The premise has all these various detectives, along with their current Capt., Danny Ross (monologist Eric Bogosian, somewhat out of place here) working New York City's "Major Case Squad," though little distinguishes the settings or cases from all the other Law & Order shows. Wikipedia describes the series as "[paying special] attention to the actions and motives of the criminals, rather than focusing exclusively on the police and prosecutions" but I found this only marginally true, compared to other shows in the Law & Order franchise.
Episodes begin with a "cold open," a series of quick cuts presenting a disjointed backstory peppered sometimes with clues to the crime its detectives will be investigating. For those unfamiliar with this device, Criminal Intent's opening will understandably confuse; it took this reviewer several episodes to even realize what these openings were attempting to do.
The move to from NBC to the USA Network was designed to keep the show going while reducing or defraying costs. That said, in terms of production values Criminal Intent hardly resembles a cheap, made-for-cable TV show; without factoring in star salaries, it appears to have enjoyed a budget only slightly less than other Law & Order programs.
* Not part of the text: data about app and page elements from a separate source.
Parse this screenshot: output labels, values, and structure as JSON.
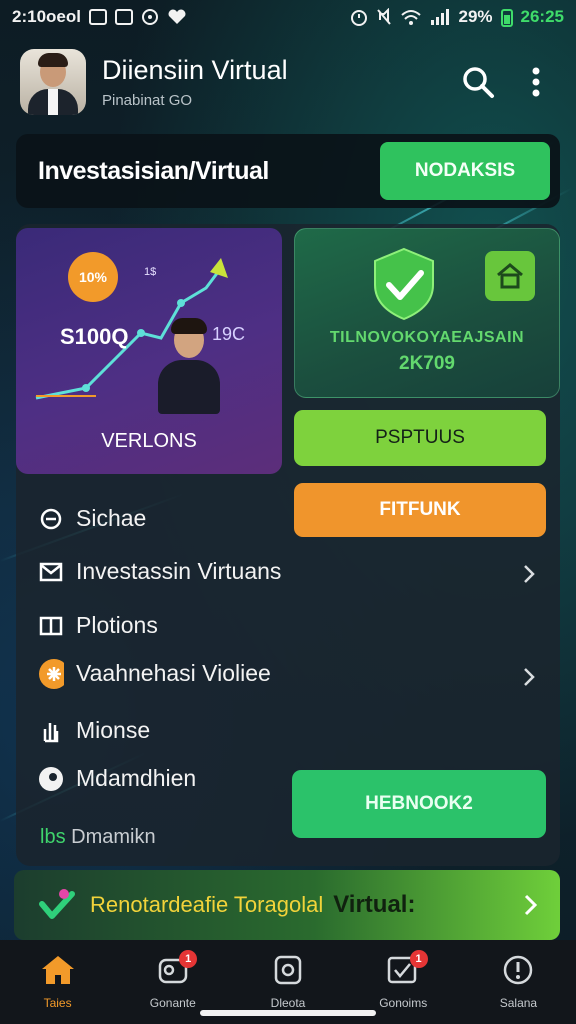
{
  "status_bar": {
    "left_text": "2:10oeol",
    "battery": "29%",
    "time": "26:25",
    "time_color": "#3fdc6a"
  },
  "header": {
    "title": "Diiensiin Virtual",
    "subtitle": "Pinabinat GO",
    "search_icon": "search-icon",
    "menu_icon": "more-vertical-icon"
  },
  "banner": {
    "title": "Investasisian/Virtual",
    "button_label": "NODAKSIS"
  },
  "card_left": {
    "badge": "10%",
    "value": "S100Q",
    "small": "1$",
    "small2": "19C",
    "label": "VERLONS"
  },
  "card_right": {
    "text": "TILNOVOKOYAEAJSAIN",
    "number": "2K709"
  },
  "buttons": {
    "status": "PSPTUUS",
    "refund": "FITFUNK",
    "hebnoor": "HEBNOOK2"
  },
  "list": [
    {
      "label": "Sichae",
      "icon": "chat-icon"
    },
    {
      "label": "Investassin Virtuans",
      "icon": "mail-icon"
    },
    {
      "label": "Plotions",
      "icon": "book-icon"
    },
    {
      "label": "Vaahnehasi Violiee",
      "icon": "star-icon"
    },
    {
      "label": "Mionse",
      "icon": "hand-icon"
    },
    {
      "label": "Mdamdhien",
      "icon": "location-icon"
    }
  ],
  "footer_label": {
    "accent": "lbs",
    "text": "Dmamikn"
  },
  "promo": {
    "text": "Renotardeafie Toragolal",
    "strong": "Virtual:"
  },
  "nav": [
    {
      "label": "Taies",
      "icon": "home-icon",
      "badge": ""
    },
    {
      "label": "Gonante",
      "icon": "group-icon",
      "badge": "1"
    },
    {
      "label": "Dleota",
      "icon": "document-icon",
      "badge": ""
    },
    {
      "label": "Gonoims",
      "icon": "checklist-icon",
      "badge": "1"
    },
    {
      "label": "Salana",
      "icon": "alert-icon",
      "badge": ""
    }
  ],
  "colors": {
    "accent_green": "#2fc25e",
    "accent_orange": "#f0952c",
    "nav_active": "#f29a2a"
  }
}
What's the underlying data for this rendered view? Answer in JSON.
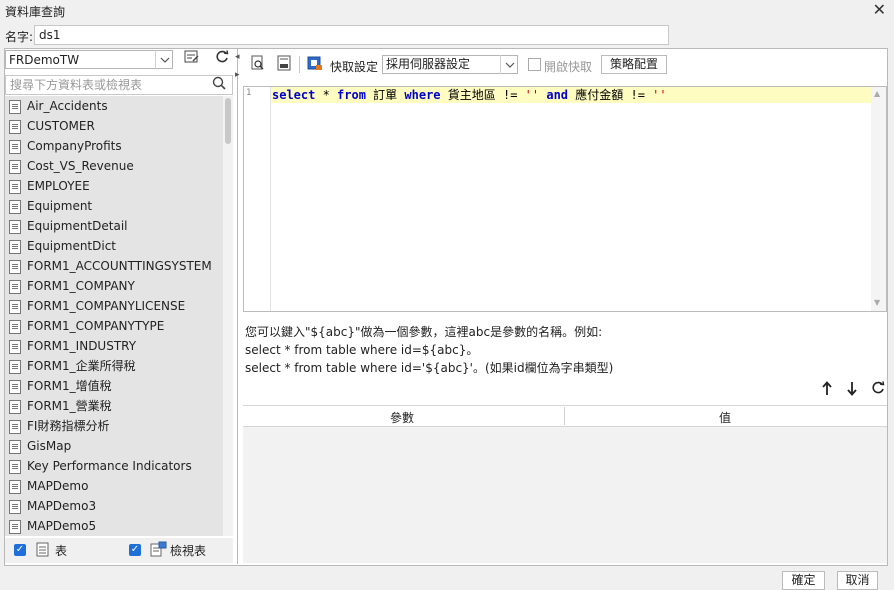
{
  "window": {
    "title": "資料庫查詢"
  },
  "name_field": {
    "label": "名字:",
    "value": "ds1"
  },
  "left_panel": {
    "datasource": "FRDemoTW",
    "search_placeholder": "搜尋下方資料表或檢視表",
    "tables": [
      "Air_Accidents",
      "CUSTOMER",
      "CompanyProfits",
      "Cost_VS_Revenue",
      "EMPLOYEE",
      "Equipment",
      "EquipmentDetail",
      "EquipmentDict",
      "FORM1_ACCOUNTTINGSYSTEM",
      "FORM1_COMPANY",
      "FORM1_COMPANYLICENSE",
      "FORM1_COMPANYTYPE",
      "FORM1_INDUSTRY",
      "FORM1_企業所得稅",
      "FORM1_增值稅",
      "FORM1_營業稅",
      "FI財務指標分析",
      "GisMap",
      "Key Performance Indicators",
      "MAPDemo",
      "MAPDemo3",
      "MAPDemo5"
    ],
    "filter_table_label": "表",
    "filter_view_label": "檢視表"
  },
  "toolbar": {
    "cache_settings_label": "快取設定",
    "cache_mode_value": "採用伺服器設定",
    "enable_cache_label": "開啟快取",
    "strategy_button_label": "策略配置"
  },
  "editor": {
    "line_number": "1",
    "sql": {
      "kw_select": "select",
      "star": " * ",
      "kw_from": "from",
      "table": " 訂單 ",
      "kw_where": "where",
      "cond1": " 貨主地區 != ",
      "str1": "''",
      "space": " ",
      "kw_and": "and",
      "cond2": " 應付金額 != ",
      "str2": "''"
    }
  },
  "hints": {
    "line1": "您可以鍵入\"${abc}\"做為一個參數，這裡abc是參數的名稱。例如:",
    "line2": "select * from table where id=${abc}。",
    "line3": "select * from table where id='${abc}'。(如果id欄位為字串類型)"
  },
  "params_table": {
    "col_param": "參數",
    "col_value": "值"
  },
  "footer": {
    "ok_label": "確定",
    "cancel_label": "取消"
  }
}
The most obvious difference between this and, say, a concurrent episode of Special Victims Unit is that SVU attracts and can afford A-list guest stars. SVU's guest casts that year included important actors like Tom Noonan, Ellen Burstyn, James Brolin, Lindsay Crouse, Wallace Shawn, Carol Burnett, Cicely Tyson, Alex Kingston, Christine Lahti, and Dabney Coleman; on Criminal Intent, a Peter Coyote or Rene Auberjonois will turn up, but rarely.
Without such guest stars shows like Criminal Intent hang their formula-driven plots on the personalities of its stars. D'Onofrio, Erbe, Noth, and Nicholson are all reasonably good but none is really capable of carrying the show, either. (A friend likes D'Onofrio in this series, but I find his actorly mannerisms affected and artificial for my tastes.)
Video & Audio
Twenty-two 41+ minute shows are presented across five single-sided, dual-layered region 1 discs, with episodes in 16:9 enhanced 1.78:1 widescreen. The image as well as the Dolby Digital stereo (English only, with optional closed-captioning) is up to contemporary television and home video standards, with a bright, clear and sharp image throughout, and with good contrast as well.
No supplements, but the packaging includes a useful episode guide, with episode titles and plot summaries.
Fairly good for what it is. And it's good indeed that Shout! Factory has picked it up from Universal, Law & Order: Criminal Intent's Season Seven comes Recommended.